-- Opening Marker --

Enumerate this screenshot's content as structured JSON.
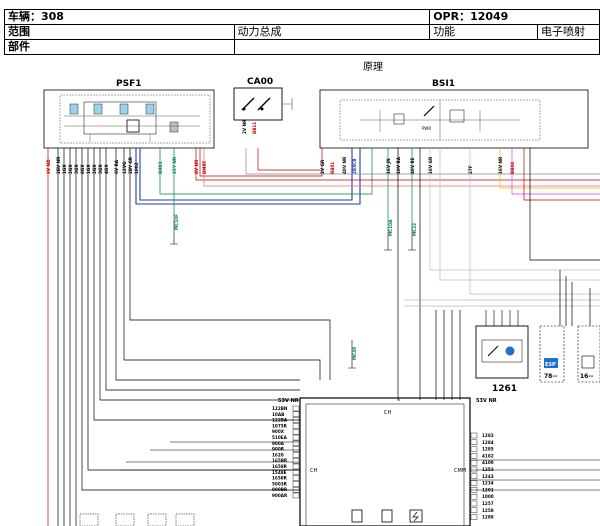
{
  "header": {
    "vehicle_label": "车辆：308",
    "opr_label": "OPR：12049",
    "range_label": "范围",
    "range_value": "动力总成",
    "function_label": "功能",
    "function_value": "电子喷射",
    "component_label": "部件"
  },
  "section_title": "原理",
  "components": {
    "psf1": "PSF1",
    "ca00": "CA00",
    "bsi1": "BSI1",
    "relay_module": "1261",
    "ecu_top": "CH",
    "ecu_left": "CH",
    "ecu_right": "CMM",
    "ecu_bus_left": "53V NR",
    "ecu_bus_right": "53V NR",
    "esp_box": "ESP",
    "esp_code": "78--",
    "right_box_code": "16--"
  },
  "psf1_pins": [
    "6V ND",
    "2BV NR",
    "1GX",
    "2GX",
    "3GX",
    "6GX",
    "1GX",
    "2GX",
    "3GX",
    "4GX",
    "6V BA",
    "12VG",
    "2BY GR",
    "1002",
    "BX03",
    "25Y NR",
    "8V NR",
    "BMRT"
  ],
  "bsi1_pins": [
    "2V GR",
    "BB01",
    "40V NR",
    "2BXCB",
    "16V JN",
    "10V BA",
    "40V BE",
    "16V GR",
    "27F",
    "16V NR",
    "BB04"
  ],
  "ecu_left_pins": [
    "122BN",
    "10AB",
    "122BA",
    "1075R",
    "900X",
    "510EA",
    "900A",
    "900R",
    "1620",
    "165BR",
    "1658R",
    "1548E",
    "1658R",
    "5003R",
    "900BR",
    "900AR"
  ],
  "ecu_right_pins": [
    "1283",
    "1284",
    "1285",
    "4182",
    "4100",
    "1253",
    "1243",
    "1234",
    "1201",
    "1000",
    "1257",
    "1258",
    "1288"
  ],
  "ground_tags": [
    "MC10F",
    "MC10A",
    "MC22",
    "MC49",
    "MC22"
  ]
}
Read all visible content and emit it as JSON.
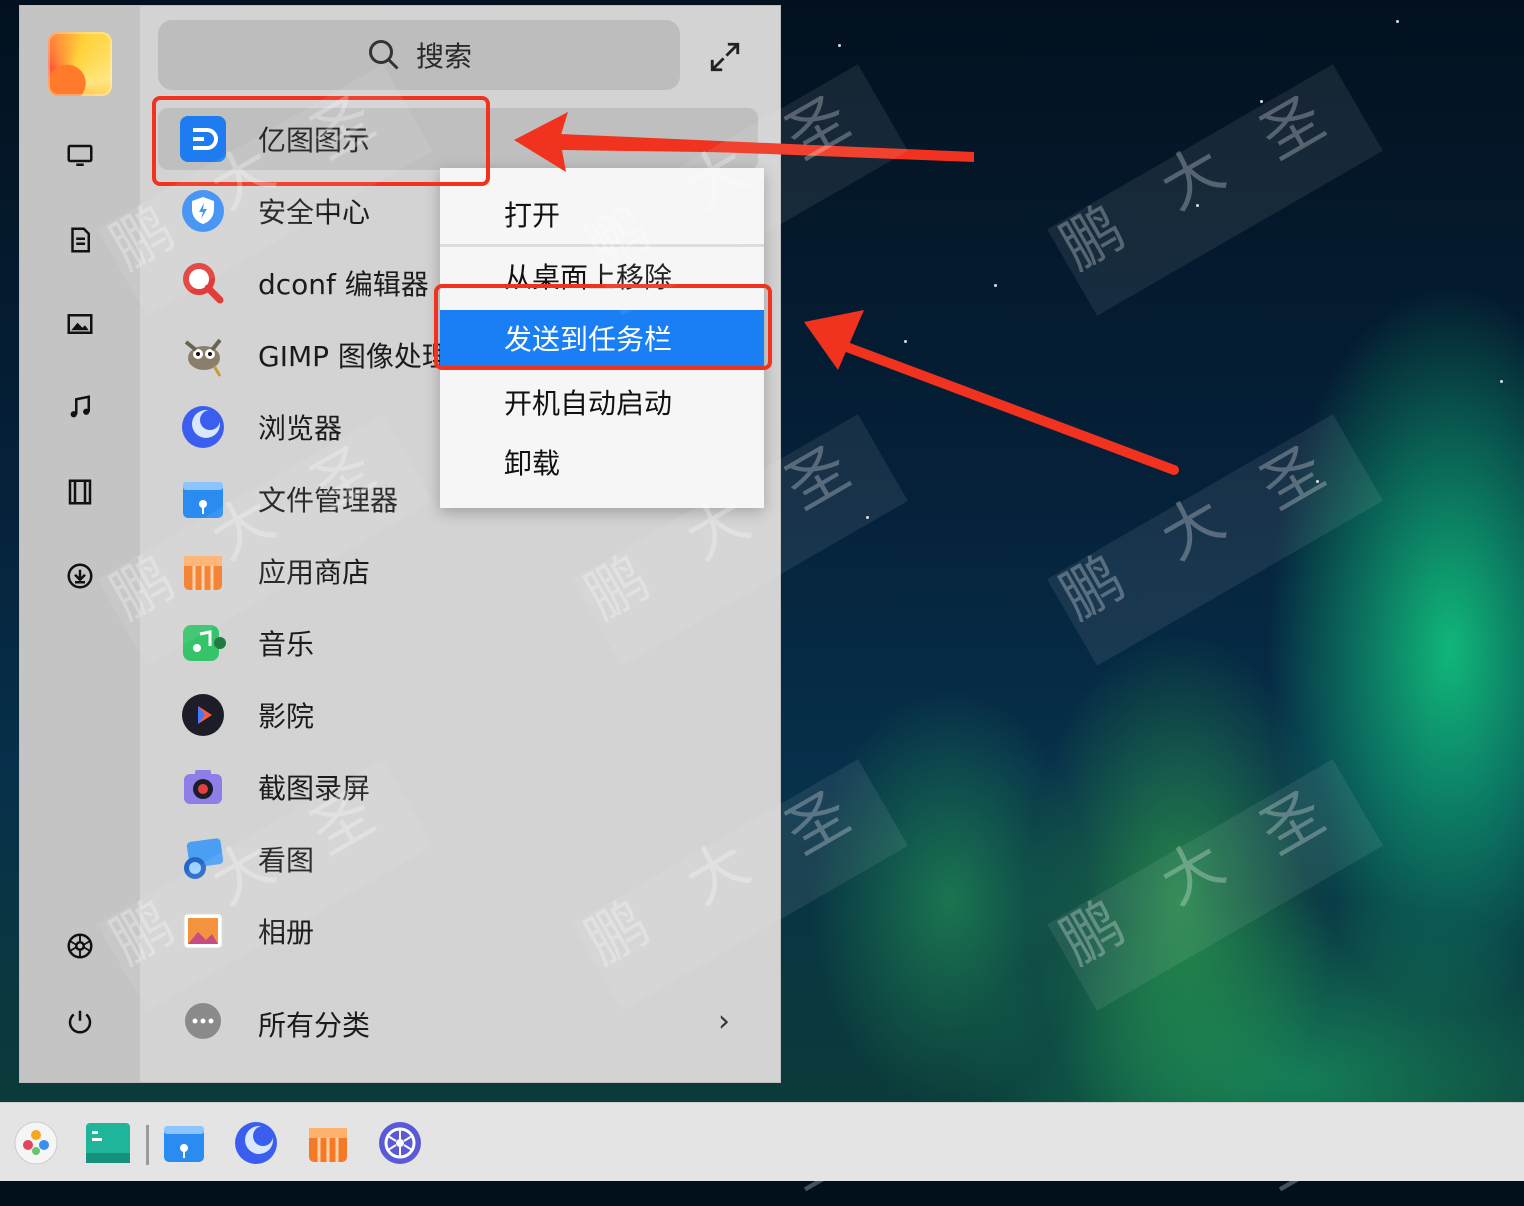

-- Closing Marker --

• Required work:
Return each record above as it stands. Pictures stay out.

• Task solution:
Enumerate this screenshot's content as structured JSON.
{
  "header": {
    "vehicle_label": "车辆：308",
    "opr_label": "OPR：12049",
    "range_label": "范围",
    "range_value": "动力总成",
    "function_label": "功能",
    "function_value": "电子喷射",
    "component_label": "部件"
  },
  "section_title": "原理",
  "components": {
    "psf1": "PSF1",
    "ca00": "CA00",
    "bsi1": "BSI1",
    "relay_module": "1261",
    "ecu_top": "CH",
    "ecu_left": "CH",
    "ecu_right": "CMM",
    "ecu_bus_left": "53V NR",
    "ecu_bus_right": "53V NR",
    "esp_box": "ESP",
    "esp_code": "78--",
    "right_box_code": "16--"
  },
  "psf1_pins": [
    "6V ND",
    "2BV NR",
    "1GX",
    "2GX",
    "3GX",
    "6GX",
    "1GX",
    "2GX",
    "3GX",
    "4GX",
    "6V BA",
    "12VG",
    "2BY GR",
    "1002",
    "BX03",
    "25Y NR",
    "8V NR",
    "BMRT"
  ],
  "bsi1_pins": [
    "2V GR",
    "BB01",
    "40V NR",
    "2BXCB",
    "16V JN",
    "10V BA",
    "40V BE",
    "16V GR",
    "27F",
    "16V NR",
    "BB04"
  ],
  "ecu_left_pins": [
    "122BN",
    "10AB",
    "122BA",
    "1075R",
    "900X",
    "510EA",
    "900A",
    "900R",
    "1620",
    "165BR",
    "1658R",
    "1548E",
    "1658R",
    "5003R",
    "900BR",
    "900AR"
  ],
  "ecu_right_pins": [
    "1283",
    "1284",
    "1285",
    "4182",
    "4100",
    "1253",
    "1243",
    "1234",
    "1201",
    "1000",
    "1257",
    "1258",
    "1288"
  ],
  "ground_tags": [
    "MC10F",
    "MC10A",
    "MC22",
    "MC49",
    "MC22"
  ]
}
Read all visible content and emit it as JSON.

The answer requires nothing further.